- The OF can be celebrated in a prayerful and dignified way. But, “ad populum” Mass can be problematic in that the celebrant inevitably is reduced to the role of “Entertainer-in-Chief,” even if he keeps his eyes focused upon the altar and not upon the congregation. Like it or not, the OF encourages people in the congregation to vote implicitly concerning how they “feel” about a particular celebrant’s “style.” Not only does that verge on Donatism, but it also focuses worship on the person of the ordained minister not the Great High Priest, Jesus Christ through whom God is authentically worshipped.
- The OF totally and irrevocably erases the “apophatic elements” that are present—even if they are over-emphasized—in the EF. “Tossing out the baby with the bathwater” may represent a very great loss, one that is known only in retrospect. After all, authentic worship in any form should “raise up” the congregation’s spiritual sensibilities to the ineffable, not drag them down into the banal. Clowns, puppets, and vestal virgins prancing around bearing incense buckets, and priests bedecked in vestments decorated with disco-glitter only encourage the latter.
- In the OF, there is an over emphasis upon Word. In reality, there are four readings each Sunday if the Responsorial Psalm is counted. In many instances, the Epistle also has absolutely no connection to the first reading, the gospel, and the “bridge” of the psalm. And that’s to say nothing about the fact that the celebrant’s prayers are entirely disconnected from the “theme” presented in the readings. For a sacramental ritual that is supposed to reflect the “best” in that its principles dignify worship of God, this error alone seems egregious.

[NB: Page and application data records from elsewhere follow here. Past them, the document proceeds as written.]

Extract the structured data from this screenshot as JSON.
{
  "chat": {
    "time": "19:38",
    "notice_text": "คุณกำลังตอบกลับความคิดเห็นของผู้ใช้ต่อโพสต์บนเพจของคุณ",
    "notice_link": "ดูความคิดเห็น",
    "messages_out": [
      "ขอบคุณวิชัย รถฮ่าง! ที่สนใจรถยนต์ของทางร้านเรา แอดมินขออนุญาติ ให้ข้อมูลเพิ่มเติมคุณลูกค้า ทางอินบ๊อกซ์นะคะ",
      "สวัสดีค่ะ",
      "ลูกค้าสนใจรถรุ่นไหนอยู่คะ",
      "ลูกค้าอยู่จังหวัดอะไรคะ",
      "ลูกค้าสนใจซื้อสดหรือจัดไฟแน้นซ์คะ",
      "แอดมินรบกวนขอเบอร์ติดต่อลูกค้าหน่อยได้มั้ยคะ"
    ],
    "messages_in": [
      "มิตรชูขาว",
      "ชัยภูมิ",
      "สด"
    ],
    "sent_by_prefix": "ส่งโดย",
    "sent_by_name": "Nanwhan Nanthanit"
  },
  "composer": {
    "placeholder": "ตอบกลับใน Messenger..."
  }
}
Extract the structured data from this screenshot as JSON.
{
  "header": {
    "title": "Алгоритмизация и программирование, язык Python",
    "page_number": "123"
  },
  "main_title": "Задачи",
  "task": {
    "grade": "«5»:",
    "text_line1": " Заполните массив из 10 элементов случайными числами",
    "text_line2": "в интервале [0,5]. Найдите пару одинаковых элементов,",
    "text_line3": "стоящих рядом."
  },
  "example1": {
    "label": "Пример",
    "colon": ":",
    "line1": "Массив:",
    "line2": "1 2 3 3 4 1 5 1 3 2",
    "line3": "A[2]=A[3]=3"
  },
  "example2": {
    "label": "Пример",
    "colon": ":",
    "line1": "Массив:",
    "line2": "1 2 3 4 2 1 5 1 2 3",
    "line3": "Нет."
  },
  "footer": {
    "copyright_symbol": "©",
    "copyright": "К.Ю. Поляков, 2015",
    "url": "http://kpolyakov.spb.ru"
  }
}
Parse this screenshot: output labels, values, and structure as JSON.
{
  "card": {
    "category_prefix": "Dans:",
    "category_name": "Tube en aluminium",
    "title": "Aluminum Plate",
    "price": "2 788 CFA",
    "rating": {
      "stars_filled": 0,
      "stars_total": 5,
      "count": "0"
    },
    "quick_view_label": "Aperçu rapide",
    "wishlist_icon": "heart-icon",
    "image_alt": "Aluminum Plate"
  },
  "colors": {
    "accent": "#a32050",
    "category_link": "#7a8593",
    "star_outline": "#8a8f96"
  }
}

The OF appeals to children and adults who need to be kept busy and entertained because they are easily bored. However, those who designed the OF appear not to have know or did not realize that the threshold for boredom lowers as people get accustomed to the little gestures and words that they perform, so that even the participation in the Mass signalled in the Missal inevitably becomes boring. The OF has fallen into the trap of trying to ward off boredom throughout the Mass by getting the congregation “involved.” But, even that becomes “boring” and can only be reversed if there is continuous change in the liturgy. So, liturgists keep inventing new gimmicks and tricks for people to perform and remain actively engaged during the Holy Mass. Even that term, “Holy Mass,” seems somehow unrelated to the OF.
The EF requires mental concentration if one’s worship to get absorbed in it in a way that makes what one does a form of engaged participation. This is not singing. Nor is it gesturing. It is being actively engaged with one’s mind (and hopefully, too, one’s heart). In contrast, participation in the OF has come to mean “everybody does everything.” And even where that is not yet the case, there is a built in inevitability of people thinking that they are being excluded if there is something the priest does that they can’t do. This may be the most damning criticism of the OF: it breeds a form of egalitarianism that has very little, if nothing to do with Roman Catholic hierarchalism and everything to do with post-Enlightenment individualism.
More likely than not, both the EF and OF err in the direction of crafting idols out of their definitions of “relevance” so that authentic worship today becomes an more of an afterthought rather than a guiding principle.
For what it’s worth, the new translation of the Roman Missal, celebrated/prayed/said (whatever word is appropriate these days) will go a long way in correcting the excesses in terms of relevance.
Let the discussion begin…
To read Maureen Mullarkey’s article in Crisis, click on the following link: